Brief:
Word for word, repeat the records, leaving every picture behind.

Data to process:
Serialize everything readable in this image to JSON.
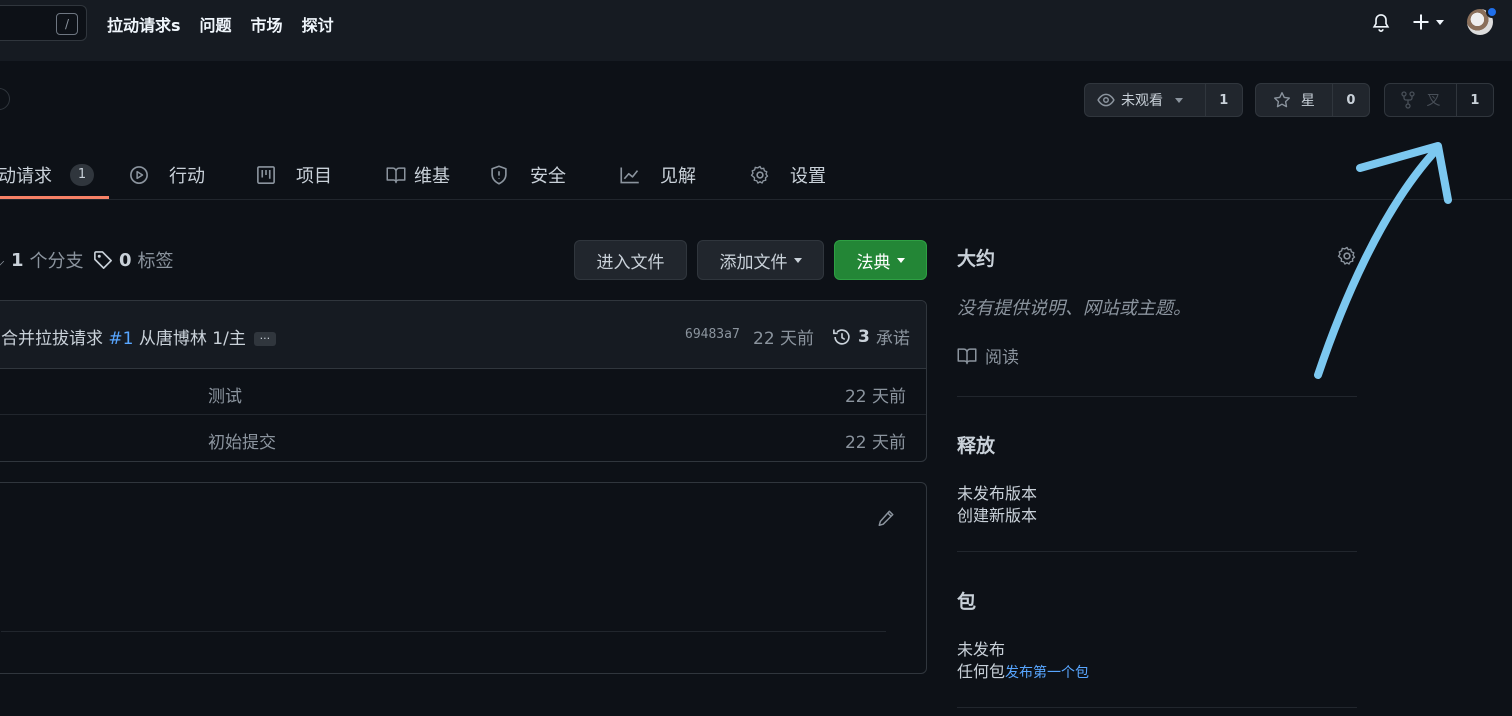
{
  "topbar": {
    "search_shortcut": "/",
    "nav": [
      "拉动请求s",
      "问题",
      "市场",
      "探讨"
    ]
  },
  "repo_actions": {
    "watch_label": "未观看",
    "watch_count": "1",
    "star_label": "星",
    "star_count": "0",
    "fork_label": "叉",
    "fork_count": "1"
  },
  "tabs": [
    {
      "label": "动请求",
      "counter": "1"
    },
    {
      "label": "行动"
    },
    {
      "label": "项目"
    },
    {
      "label": "维基"
    },
    {
      "label": "安全"
    },
    {
      "label": "见解"
    },
    {
      "label": "设置"
    }
  ],
  "meta": {
    "branch_count": "1",
    "branch_label": "个分支",
    "tag_count": "0",
    "tag_label": "标签"
  },
  "buttons": {
    "goto_file": "进入文件",
    "add_file": "添加文件",
    "code": "法典"
  },
  "commit": {
    "prefix": "合并拉拔请求 ",
    "pr_link": "#1",
    "suffix": " 从唐博林 1/主",
    "ellipsis": "...",
    "hash": "69483a7",
    "time": "22 天前",
    "count": "3",
    "count_label": "承诺"
  },
  "files": [
    {
      "message": "测试",
      "time": "22 天前"
    },
    {
      "message": "初始提交",
      "time": "22 天前"
    }
  ],
  "sidebar": {
    "about_title": "大约",
    "about_desc": "没有提供说明、网站或主题。",
    "readme_label": "阅读",
    "releases_title": "释放",
    "releases_none": "未发布版本",
    "releases_create": "创建新版本",
    "packages_title": "包",
    "packages_none": "未发布",
    "packages_prefix": "任何包",
    "packages_link": "发布第一个包"
  },
  "colors": {
    "background": "#0d1117",
    "header": "#161b22",
    "accent_green": "#238636",
    "link": "#58a6ff",
    "annotation_arrow": "#7cc8f0"
  }
}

Solution to this problem:
Serialize everything readable in this image to JSON.
{
  "topbar": {
    "search_shortcut": "/",
    "nav": [
      "拉动请求s",
      "问题",
      "市场",
      "探讨"
    ]
  },
  "repo_actions": {
    "watch_label": "未观看",
    "watch_count": "1",
    "star_label": "星",
    "star_count": "0",
    "fork_label": "叉",
    "fork_count": "1"
  },
  "tabs": [
    {
      "label": "动请求",
      "counter": "1"
    },
    {
      "label": "行动"
    },
    {
      "label": "项目"
    },
    {
      "label": "维基"
    },
    {
      "label": "安全"
    },
    {
      "label": "见解"
    },
    {
      "label": "设置"
    }
  ],
  "meta": {
    "branch_count": "1",
    "branch_label": "个分支",
    "tag_count": "0",
    "tag_label": "标签"
  },
  "buttons": {
    "goto_file": "进入文件",
    "add_file": "添加文件",
    "code": "法典"
  },
  "commit": {
    "prefix": "合并拉拔请求 ",
    "pr_link": "#1",
    "suffix": " 从唐博林 1/主",
    "ellipsis": "...",
    "hash": "69483a7",
    "time": "22 天前",
    "count": "3",
    "count_label": "承诺"
  },
  "files": [
    {
      "message": "测试",
      "time": "22 天前"
    },
    {
      "message": "初始提交",
      "time": "22 天前"
    }
  ],
  "sidebar": {
    "about_title": "大约",
    "about_desc": "没有提供说明、网站或主题。",
    "readme_label": "阅读",
    "releases_title": "释放",
    "releases_none": "未发布版本",
    "releases_create": "创建新版本",
    "packages_title": "包",
    "packages_none": "未发布",
    "packages_prefix": "任何包",
    "packages_link": "发布第一个包"
  },
  "colors": {
    "background": "#0d1117",
    "header": "#161b22",
    "accent_green": "#238636",
    "link": "#58a6ff",
    "annotation_arrow": "#7cc8f0"
  }
}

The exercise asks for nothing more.